The subject attorney, who shall remain nameless, is in-house counsel for a major electronics manufacturer. He must contend with lawsuits brought by the dreaded non-practicing entities (“NPEs”) who allege that their patents are being infringed by his employer. In his view, “in virtually all such cases, the NPE asserts a patent claiming an improvement to one feature of one component of a complex, multicomponent product or service…these improvements over prior art are by definition minute in the extreme. Where the sale of an IT device such as a computer or smartphone generates a few dollars of profit, the profit reasonably attributable to any single patent or handful of patents is a tiny fraction of a penny per device.”
His goal, of course, is to reduce, if he cannot eliminate, the damages awarded by juries to prevailing patentees.
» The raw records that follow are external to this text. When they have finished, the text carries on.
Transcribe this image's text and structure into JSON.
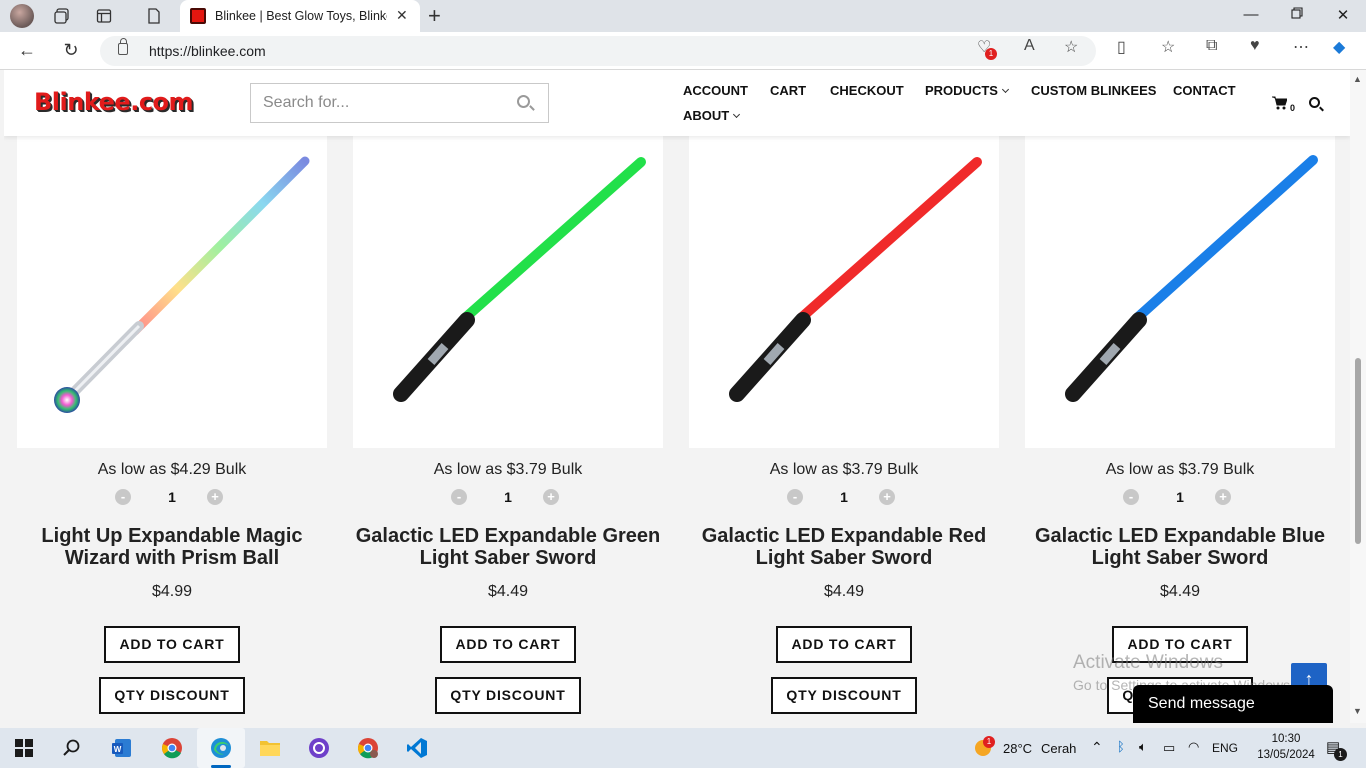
{
  "browser": {
    "tab_title": "Blinkee | Best Glow Toys, Blinkee",
    "url": "https://blinkee.com",
    "tracker_badge": "1"
  },
  "site": {
    "logo": "Blinkee.com",
    "search_placeholder": "Search for...",
    "menu": {
      "account": "ACCOUNT",
      "cart": "CART",
      "checkout": "CHECKOUT",
      "products": "PRODUCTS",
      "custom": "CUSTOM BLINKEES",
      "contact": "CONTACT",
      "about": "ABOUT"
    },
    "cart_count": "0"
  },
  "products": [
    {
      "low_price": "As low as $4.29 Bulk",
      "qty": "1",
      "name": "Light Up Expandable Magic Wizard with Prism Ball",
      "price": "$4.99",
      "add_to_cart": "ADD TO CART",
      "qty_discount": "QTY DISCOUNT",
      "blade_color": "rainbow"
    },
    {
      "low_price": "As low as $3.79 Bulk",
      "qty": "1",
      "name": "Galactic LED Expandable Green Light Saber Sword",
      "price": "$4.49",
      "add_to_cart": "ADD TO CART",
      "qty_discount": "QTY DISCOUNT",
      "blade_color": "#22e04a"
    },
    {
      "low_price": "As low as $3.79 Bulk",
      "qty": "1",
      "name": "Galactic LED Expandable Red Light Saber Sword",
      "price": "$4.49",
      "add_to_cart": "ADD TO CART",
      "qty_discount": "QTY DISCOUNT",
      "blade_color": "#f02a2a"
    },
    {
      "low_price": "As low as $3.79 Bulk",
      "qty": "1",
      "name": "Galactic LED Expandable Blue Light Saber Sword",
      "price": "$4.49",
      "add_to_cart": "ADD TO CART",
      "qty_discount": "QTY DISCOUNT",
      "blade_color": "#1a7fe8"
    }
  ],
  "overlays": {
    "activate_title": "Activate Windows",
    "activate_sub": "Go to Settings to activate Windows.",
    "send_message": "Send message"
  },
  "taskbar": {
    "weather_temp": "28°C",
    "weather_text": "Cerah",
    "weather_badge": "1",
    "language": "ENG",
    "time": "10:30",
    "date": "13/05/2024",
    "notif_count": "1"
  },
  "colors": {
    "accent_blue": "#1e63c5",
    "button_border": "#111111"
  }
}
He notes that he has advised NPEs to stop suing IT companies that sell end-user products, in favor of suing the providers of the components that include the patented inventions. This, of course, has not endeared him to the component suppliers. Moreover, to his dismay “NPEs have not taken up my advice.” He therefore proposes a damages-minimization strategy which is based on “the Federal Circuit's new (or, more accurately, resurrected) approach to calculating a reasonable royalty [which] requires plaintiffs to prove, with sound economic evidence, the incremental profit attributable to the one claimed improvement to the one feature at issue, versus all of the other improvements to that feature and all of the other features.” In his view, “this requirement of apportionment in reasonable royalty calculations would generate minimal damages in most NPE cases against IT companies.” Moreover, requiring the plaintiff to produce evidence sufficient to thus apportion the profits “imposes a tremendous evidentiary challenge to plaintiffs.” Indeed, he states that, “counsel representing NPEs appear to believe that a requirement to identify profits attributable to the claimed invention is so difficult, and so likely to result in a trivial number, that it cannot be the law. But…it is.”
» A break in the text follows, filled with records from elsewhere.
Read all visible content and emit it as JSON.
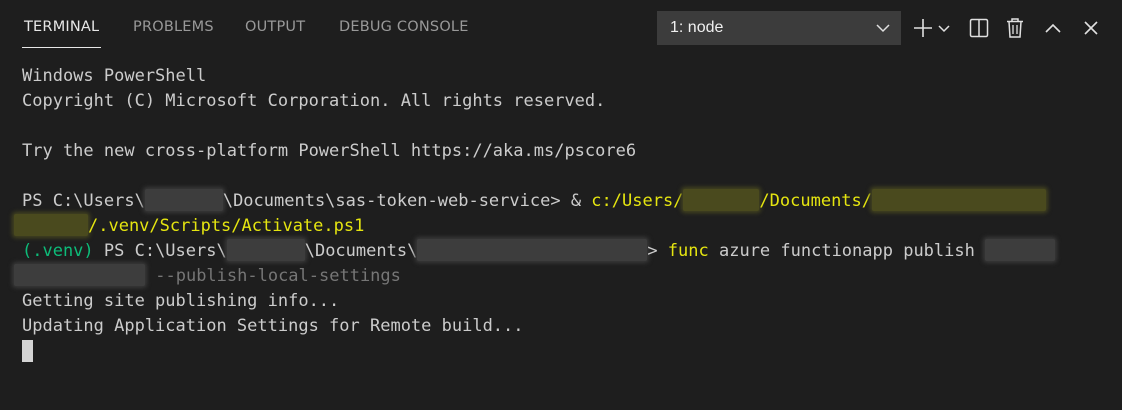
{
  "tabs": [
    {
      "label": "TERMINAL",
      "active": true
    },
    {
      "label": "PROBLEMS",
      "active": false
    },
    {
      "label": "OUTPUT",
      "active": false
    },
    {
      "label": "DEBUG CONSOLE",
      "active": false
    }
  ],
  "terminal_select": {
    "value": "1: node"
  },
  "actions": [
    "plus-icon",
    "chevron-down-icon",
    "split-icon",
    "trash-icon",
    "chevron-up-icon",
    "close-icon"
  ],
  "colors": {
    "background": "#1e1e1e",
    "text": "#cccccc",
    "yellow": "#e5e510",
    "green": "#0dbc79",
    "dim": "#767676"
  },
  "terminal": {
    "line1": "Windows PowerShell",
    "line2": "Copyright (C) Microsoft Corporation. All rights reserved.",
    "line3": "Try the new cross-platform PowerShell https://aka.ms/pscore6",
    "line4_a": "PS C:\\Users\\",
    "line4_b": "\\Documents\\sas-token-web-service> & ",
    "line4_c": "c:/Users/",
    "line4_d": "/Documents/",
    "line5_a": "/.venv/Scripts/Activate.ps1",
    "line6_venv": "(.venv)",
    "line6_a": " PS C:\\Users\\",
    "line6_b": "\\Documents\\",
    "line6_c": "> ",
    "line6_func": "func",
    "line6_d": " azure functionapp publish ",
    "line7_flag": "--publish-local-settings",
    "line8": "Getting site publishing info...",
    "line9": "Updating Application Settings for Remote build..."
  }
}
Our candid corporate counsel has been so obliging as to disclose the specific trial tactics he proposes to implement this strategy. He opines that “NPEs typically will not produce evidence sufficient to make a prima facie case on calculation of a reasonable royalty,” and, therefore, he recommends the filing of a motion for partial summary judgment that the plaintiff may not recover a reasonable royalty. This, he believes, “is procedurally proper and will be welcomed by the bench." He formed this opinion because “judges are not interested in putting a jury through a complex patent trial where there will be no evidence from which the jury can properly calculate damages.” He further advocates that defendants propound narrow damages - focused interrogatories and requests for admissions in preparation for this partial summary judgment motion.
So, all you NPEs, there it is. No longer can you simply demand 5% of the sale price of a complete electronic gizmo when your patent covers a minor improvement or trivial feature; nor can you simply seek 25% of the profit on the sale of the gizmo. If our unnamed in-house counsel has his way – and the courts do seem increasingly willing to support his views – you’re going to be required to invest in the preparation of a realistic damages model and, more importantly, settle for much less than you would have expected in the good old days.
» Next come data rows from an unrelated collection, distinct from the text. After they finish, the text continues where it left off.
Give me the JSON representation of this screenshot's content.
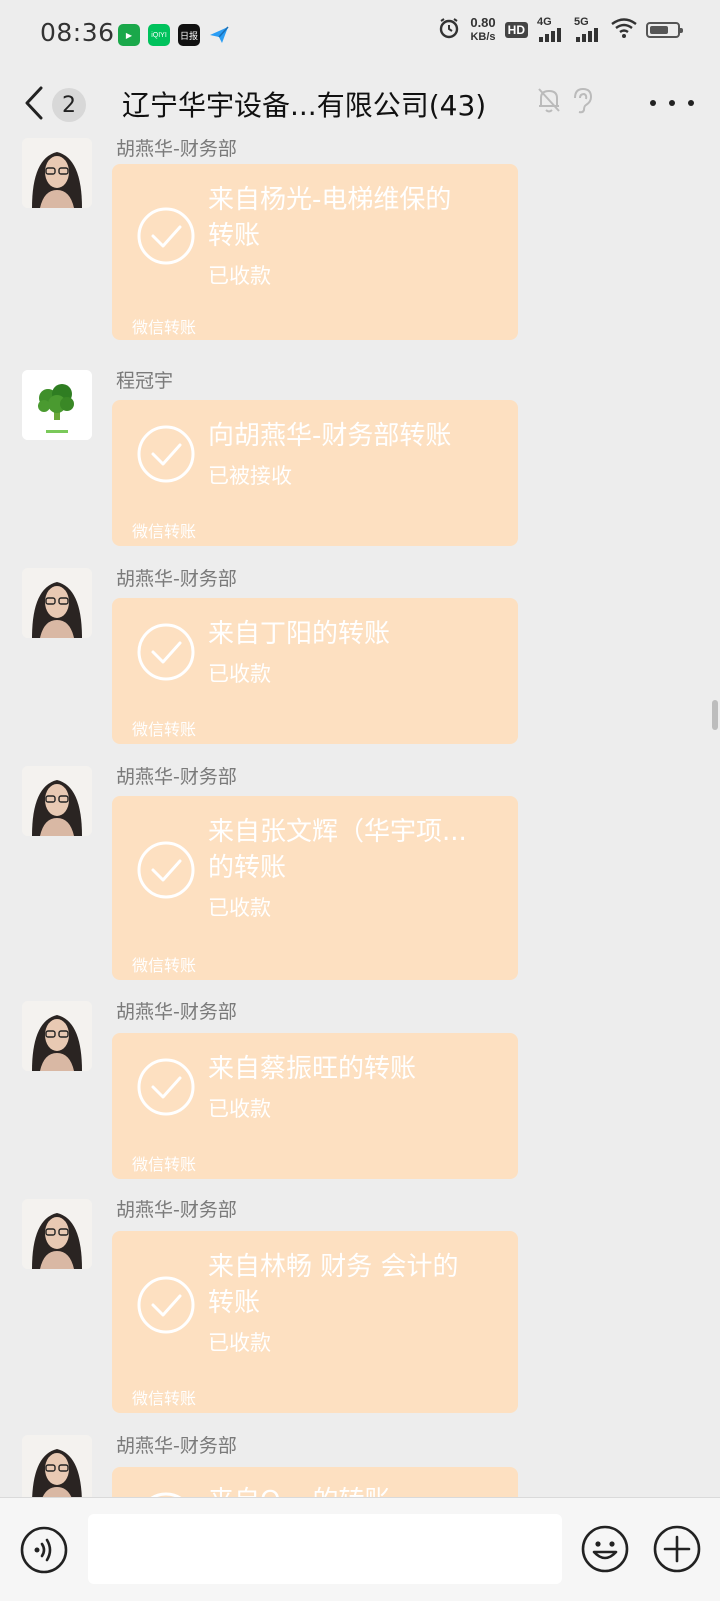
{
  "status_bar": {
    "time": "08:36",
    "net_speed_value": "0.80",
    "net_speed_unit": "KB/s",
    "hd": "HD",
    "sim1": "4G",
    "sim2": "5G",
    "app_icons": [
      "video-app-icon",
      "iqiyi-app-icon",
      "news-app-icon",
      "plane-app-icon"
    ],
    "app_icon_labels": [
      "",
      "iQIYI",
      "日报",
      ""
    ]
  },
  "header": {
    "unread_count": "2",
    "title": "辽宁华宇设备...有限公司(43)",
    "icons": [
      "mute-bell-icon",
      "ear-icon",
      "more-icon"
    ]
  },
  "messages": [
    {
      "sender": "胡燕华-财务部",
      "avatar": "woman-glasses-avatar",
      "title_lines": [
        "来自杨光-电梯维保的",
        "转账"
      ],
      "status": "已收款",
      "footer": "微信转账"
    },
    {
      "sender": "程冠宇",
      "avatar": "broccoli-avatar",
      "title_lines": [
        "向胡燕华-财务部转账"
      ],
      "status": "已被接收",
      "footer": "微信转账"
    },
    {
      "sender": "胡燕华-财务部",
      "avatar": "woman-glasses-avatar",
      "title_lines": [
        "来自丁阳的转账"
      ],
      "status": "已收款",
      "footer": "微信转账"
    },
    {
      "sender": "胡燕华-财务部",
      "avatar": "woman-glasses-avatar",
      "title_lines": [
        "来自张文辉（华宇项...",
        "的转账"
      ],
      "status": "已收款",
      "footer": "微信转账"
    },
    {
      "sender": "胡燕华-财务部",
      "avatar": "woman-glasses-avatar",
      "title_lines": [
        "来自蔡振旺的转账"
      ],
      "status": "已收款",
      "footer": "微信转账"
    },
    {
      "sender": "胡燕华-财务部",
      "avatar": "woman-glasses-avatar",
      "title_lines": [
        "来自林畅 财务 会计的",
        "转账"
      ],
      "status": "已收款",
      "footer": "微信转账"
    },
    {
      "sender": "胡燕华-财务部",
      "avatar": "woman-glasses-avatar",
      "title_lines": [
        "来自O... 的转账"
      ],
      "status": "",
      "footer": ""
    }
  ],
  "input_bar": {
    "placeholder": "",
    "icons": [
      "voice-icon",
      "emoji-icon",
      "plus-icon"
    ]
  },
  "colors": {
    "background": "#ededed",
    "transfer_card": "#fde0c1",
    "card_text": "#ffffff",
    "sender_text": "#7a7a7a"
  }
}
The Lesson to Be Learned: As we have said before, all good things – at least for the plaintiffs – apparently come to an end.
Candor is certainly a virtue, and this attorney's strategy could indeed prove to be of benefit to patent infringement defendants. Obviously, however, it could also simply spur NPEs suing his company to adapt their strategies accordingly. Perhaps he's making the ultimate sacrifice for the public good...?